It appears the CMA understood this dilemma, with its final report stating that ‘making CoD exclusive to Xbox would result in significant financial losses for Microsoft over a five-year time period’. However, while Microsoft was fighting a war against accusations of future exclusivity, it appears the company failed to address concerns about the burgeoning cloud gaming market.

‘The evidence we found suggests that cloud gaming could be transformative for the gaming industry in the next few years, helping to reach new customers and improve choice for existing customers,’ the CMA claimed in its report.

Microsoft’s innovation in this space was called out as a major factor in the decision to block the deal, as its ‘strong position’ in the current market and established advantage over rivals, including Sony and Nintendo, combined with the acquisition of Activision Blizzard assets, could lead to a disparity in future.

‘Microsoft has a combination of assets that we consider is difficult for other cloud gaming service providers to match,’ the CMA said. ‘We are concerned that making Activision’s titles exclusive to Microsoft’s cloud gaming service would harm competition, particularly since our view is that Microsoft already holds a strong position in this market by virtue of its 19 unparalleled advantages through its ownership of Windows, its cloud infrastructure, and its existing catalogue of first party titles.’

In March 2023, Microsoft signed 10-year deals with cloud gaming platforms Boosteroid and EE, pledging to bring Xbox and Activision Blizzard games to the services.

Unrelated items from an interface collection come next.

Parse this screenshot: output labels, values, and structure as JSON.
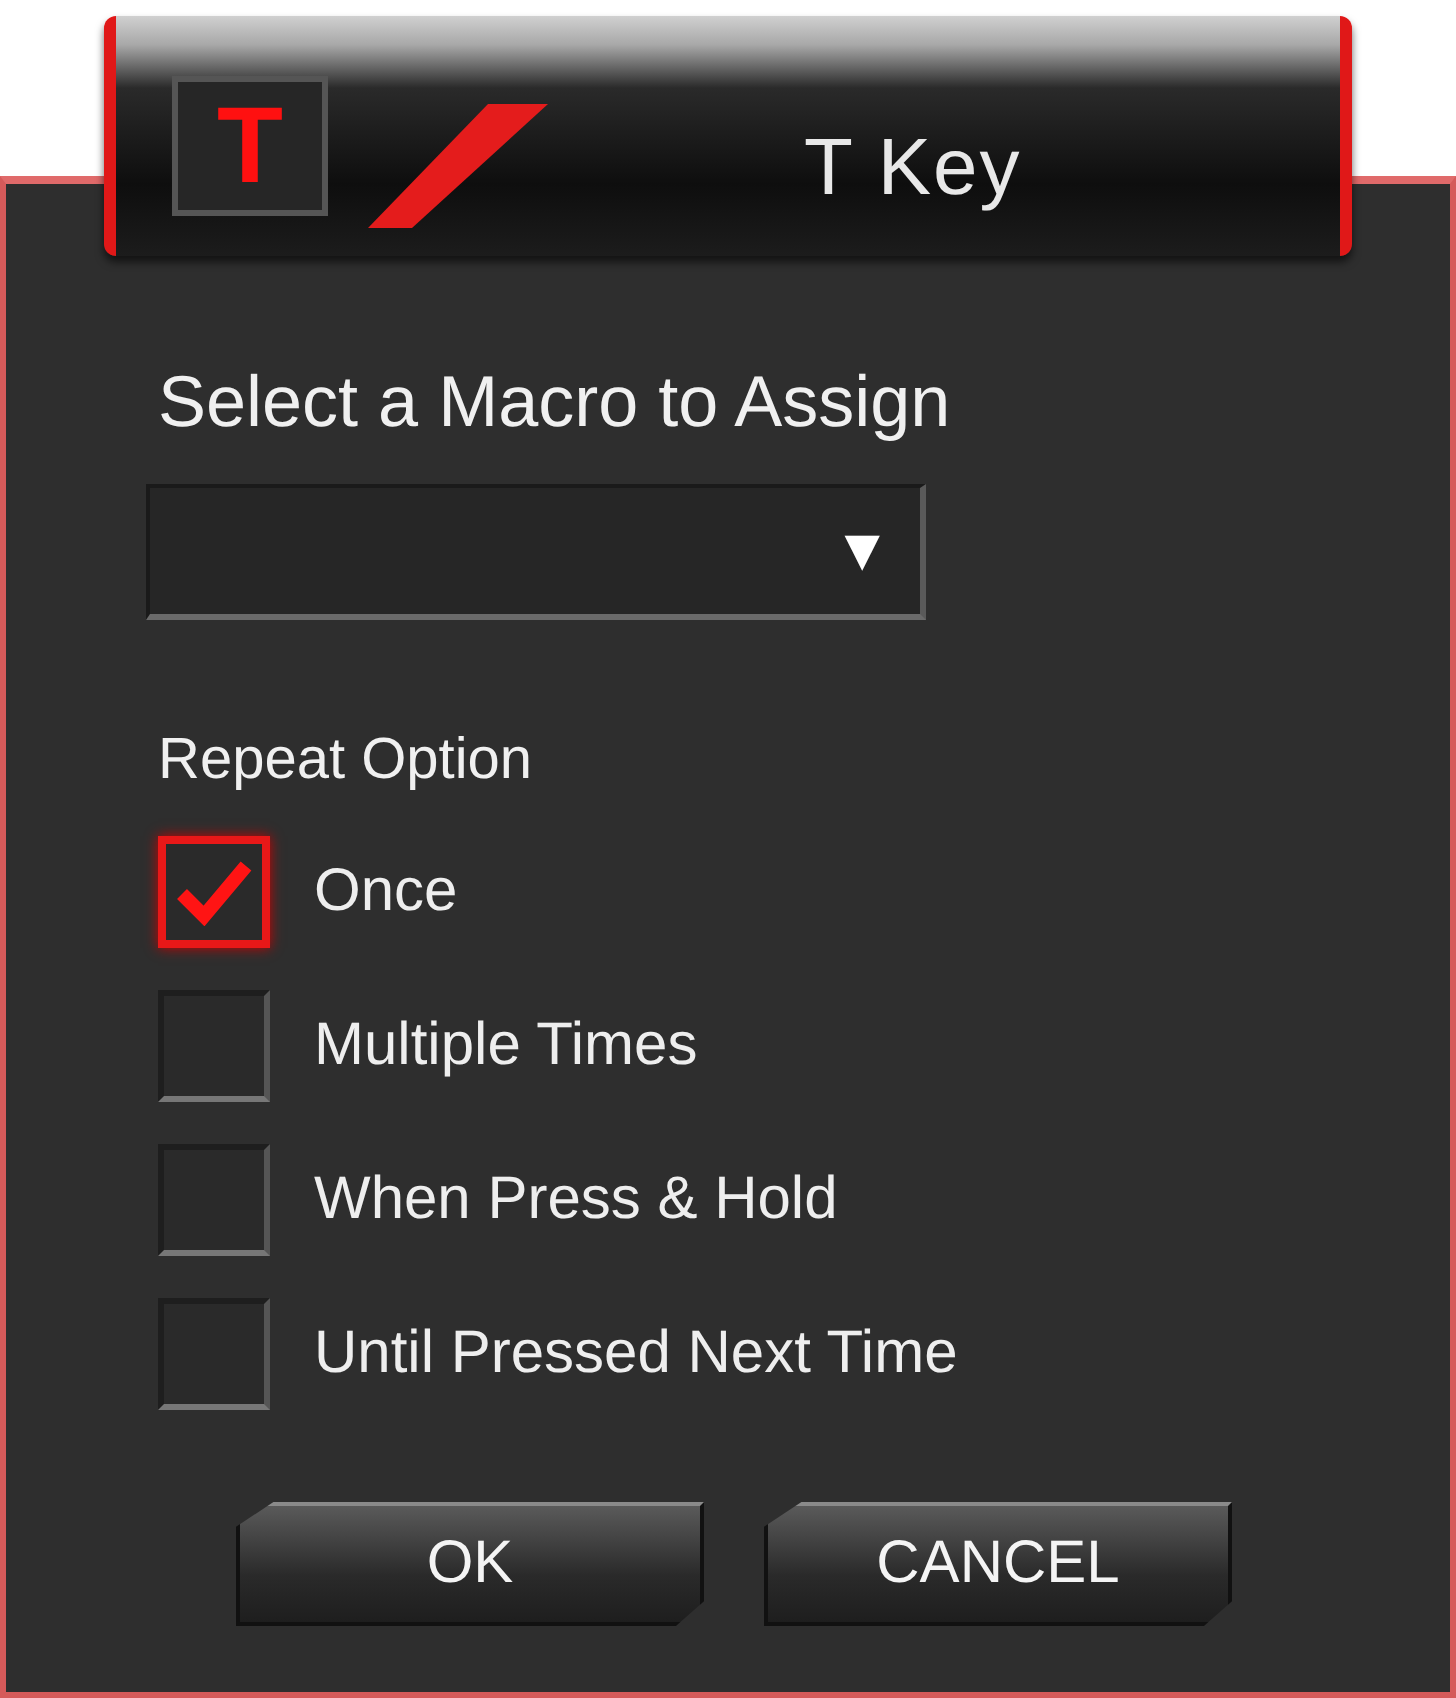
{
  "header": {
    "logo": "T",
    "title": "T Key"
  },
  "macro": {
    "label": "Select a Macro to Assign",
    "dropdown_arrow": "▼"
  },
  "repeat": {
    "label": "Repeat Option",
    "options": [
      {
        "label": "Once",
        "checked": true
      },
      {
        "label": "Multiple Times",
        "checked": false
      },
      {
        "label": "When Press & Hold",
        "checked": false
      },
      {
        "label": "Until Pressed Next Time",
        "checked": false
      }
    ]
  },
  "buttons": [
    "OK",
    "CANCEL"
  ]
}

It appears these measures were not enough, however.

Microsoft and Activision Blizzard have promised an appeal

Microsoft has now refuted the CMA’s assessment, promising to appeal the decision.

‘We remain fully committed to this acquisition and will appeal,’ Brad Smith, Vice Chair and President of Microsoft said, in a statement shared on Twitter. ‘The CMA’s decision rejects a pragmatic path to address competition concerns and discourages technology innovation and investment in the United Kingdom … We’re especially disappointed that after such lengthy deliberations, this decision appears to reflect a flawed understanding of this market and the way the relevant cloud technology actually works.’

Activision Blizzard has shared its own disappointment, via CEO Bobby Kotick.

‘This merger is a complex process, and I know I’m not the only one frustrated by the hurdles and delays,’ Kotick reportedly said, in an email to staff shared on Substack. ‘We’re accustomed to a company culture that moves quickly to accomplish big goals, so it’s tough when we can’t close things out at our usual energetic pace. We’ll keep pressing our case, because we know that this merger will benefit our employees, the broader UK tech workforce, and players around the world.’

We expect to hear more about appeal proceedings in the coming months, as Microsoft and Activision-Blizzard prepare to address the concerns of the UK Competition and Markets Authority. For now, the deal has been definitively blocked, with only a slim avenue for appeal remaining.

Leah J. Williams is a gaming and entertainment journalist who's spent years writing about the games industry, her love for The Sims 2 on Nintendo DS and every piece of weird history she knows. You can find her tweeting @legenette most days.